The Times he Cheated Death

As a baby, birthweight three pounds.
Swaddled in cotton wool, wrapped in tinfoil
tucked up by the steaming kettle
his mother bringing both twins to ruddy health.

In the Coventry bombing, a taxi driver sped
Mother and sons out of town, to sleep among trees.
They returned next morning, found their father
weeping by the flattened house.

That time he nearly didn’t come back
the anaesthetic would not release him
and his twin collapsed on the Parade Ground
could not be roused.

Fighting back from the unfathomable stroke
that took his right side and so his running
his special joy yet also
gave him his art back

The final summer, pneumonias repeated pulmonary attacks
when he saw new dawns after doctors had given him up.
Suddenly to be gone, after an evening laughing with my little boys.
Grandsons who barely remember him now.

After Amanda Topping

Copyright © 2020 Kim Whysall-Hammond

A poem about my Dad, Trevor Whysall.


Dad was a twin, so identical
they were still mistaken for each other
into late middle age.
Which was always funny.

Dad was a runner,
running for sheer joy
so gracefully.
Keeping that joy into old age.

Dad was an artist,
an art school graduate who
gave it up to feed his family.
Only after his stroke did he paint once more.

Dad was a gardener,
after work  checking his beloved tomatoes
before he saw his wife and children.
“But they’re my tomatoes.” he would say – and we forgave him.

Dad loved the outdoors,
walking children and grandchildren across fields
to watch rabbits and deer.

Dad was a friend to all,
and interested in everything
“Who is Dad talking to now” we would cry.

We lost him at at a stately home,
found him and Lord Bath discussing crockery
in the formal dining room.

Dad was a family man,
He loved his wife, children, grandchildren so much.
Everyone who met him found a new friend.

We will watch his grandchildren grow
Who is the runner?

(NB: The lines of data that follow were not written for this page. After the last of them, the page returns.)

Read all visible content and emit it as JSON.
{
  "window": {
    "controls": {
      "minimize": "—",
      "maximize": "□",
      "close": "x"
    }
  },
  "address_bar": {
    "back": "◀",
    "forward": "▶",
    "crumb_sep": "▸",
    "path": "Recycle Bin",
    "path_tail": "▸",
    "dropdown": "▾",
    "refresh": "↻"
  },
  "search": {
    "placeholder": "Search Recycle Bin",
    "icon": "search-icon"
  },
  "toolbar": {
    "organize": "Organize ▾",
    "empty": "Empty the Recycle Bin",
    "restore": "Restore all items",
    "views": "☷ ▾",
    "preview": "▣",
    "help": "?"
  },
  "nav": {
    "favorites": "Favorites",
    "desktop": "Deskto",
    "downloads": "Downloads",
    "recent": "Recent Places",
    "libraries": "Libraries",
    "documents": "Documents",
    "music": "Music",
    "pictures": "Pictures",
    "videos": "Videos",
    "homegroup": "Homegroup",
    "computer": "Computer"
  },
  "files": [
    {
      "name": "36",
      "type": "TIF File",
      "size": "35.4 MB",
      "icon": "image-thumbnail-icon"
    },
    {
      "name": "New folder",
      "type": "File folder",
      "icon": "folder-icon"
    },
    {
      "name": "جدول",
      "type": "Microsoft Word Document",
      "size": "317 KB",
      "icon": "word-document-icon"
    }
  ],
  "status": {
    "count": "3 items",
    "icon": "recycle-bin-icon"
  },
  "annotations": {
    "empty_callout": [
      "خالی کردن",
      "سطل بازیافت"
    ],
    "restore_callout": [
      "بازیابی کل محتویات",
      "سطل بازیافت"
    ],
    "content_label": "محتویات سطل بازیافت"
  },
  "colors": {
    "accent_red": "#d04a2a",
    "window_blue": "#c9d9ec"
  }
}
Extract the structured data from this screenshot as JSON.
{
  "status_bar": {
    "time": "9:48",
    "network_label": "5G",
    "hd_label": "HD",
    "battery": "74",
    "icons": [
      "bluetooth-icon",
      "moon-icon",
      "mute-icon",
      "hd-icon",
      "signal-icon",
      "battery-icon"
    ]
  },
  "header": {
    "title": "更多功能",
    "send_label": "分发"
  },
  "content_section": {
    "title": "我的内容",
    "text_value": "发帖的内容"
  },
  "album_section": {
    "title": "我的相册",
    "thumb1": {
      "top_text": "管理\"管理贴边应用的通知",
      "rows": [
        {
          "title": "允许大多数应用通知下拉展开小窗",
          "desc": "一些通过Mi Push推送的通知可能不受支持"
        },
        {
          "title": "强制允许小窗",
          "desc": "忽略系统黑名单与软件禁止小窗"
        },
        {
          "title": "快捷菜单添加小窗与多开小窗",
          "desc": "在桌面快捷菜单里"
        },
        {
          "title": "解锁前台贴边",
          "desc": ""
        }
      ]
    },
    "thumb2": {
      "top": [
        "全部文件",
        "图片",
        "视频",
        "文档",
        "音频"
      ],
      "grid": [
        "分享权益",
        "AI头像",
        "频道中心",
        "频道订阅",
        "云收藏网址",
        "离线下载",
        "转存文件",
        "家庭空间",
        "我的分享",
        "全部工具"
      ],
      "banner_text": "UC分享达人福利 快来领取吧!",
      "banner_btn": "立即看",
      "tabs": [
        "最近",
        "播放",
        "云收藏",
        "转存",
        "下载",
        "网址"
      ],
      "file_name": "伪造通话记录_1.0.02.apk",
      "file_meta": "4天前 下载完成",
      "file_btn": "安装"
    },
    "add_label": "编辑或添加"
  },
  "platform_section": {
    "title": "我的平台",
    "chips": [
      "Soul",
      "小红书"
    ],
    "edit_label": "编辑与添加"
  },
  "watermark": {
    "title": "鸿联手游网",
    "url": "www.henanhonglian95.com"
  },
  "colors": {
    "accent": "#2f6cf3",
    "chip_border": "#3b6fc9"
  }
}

Who the artist? Who is the friend?
May they all be as kind.

And we will all remember his smile.

Copyright © 2019 Kim Whysall-Hammond

For Trevor William Whysall, 1930 – 2005

This was my eulogy at Dad’s funeral in 2005. His grandchildren are all mostly grown up now. Art, sports, love and kindness feature largely in each of their lives. I am proud of them all. He would be too.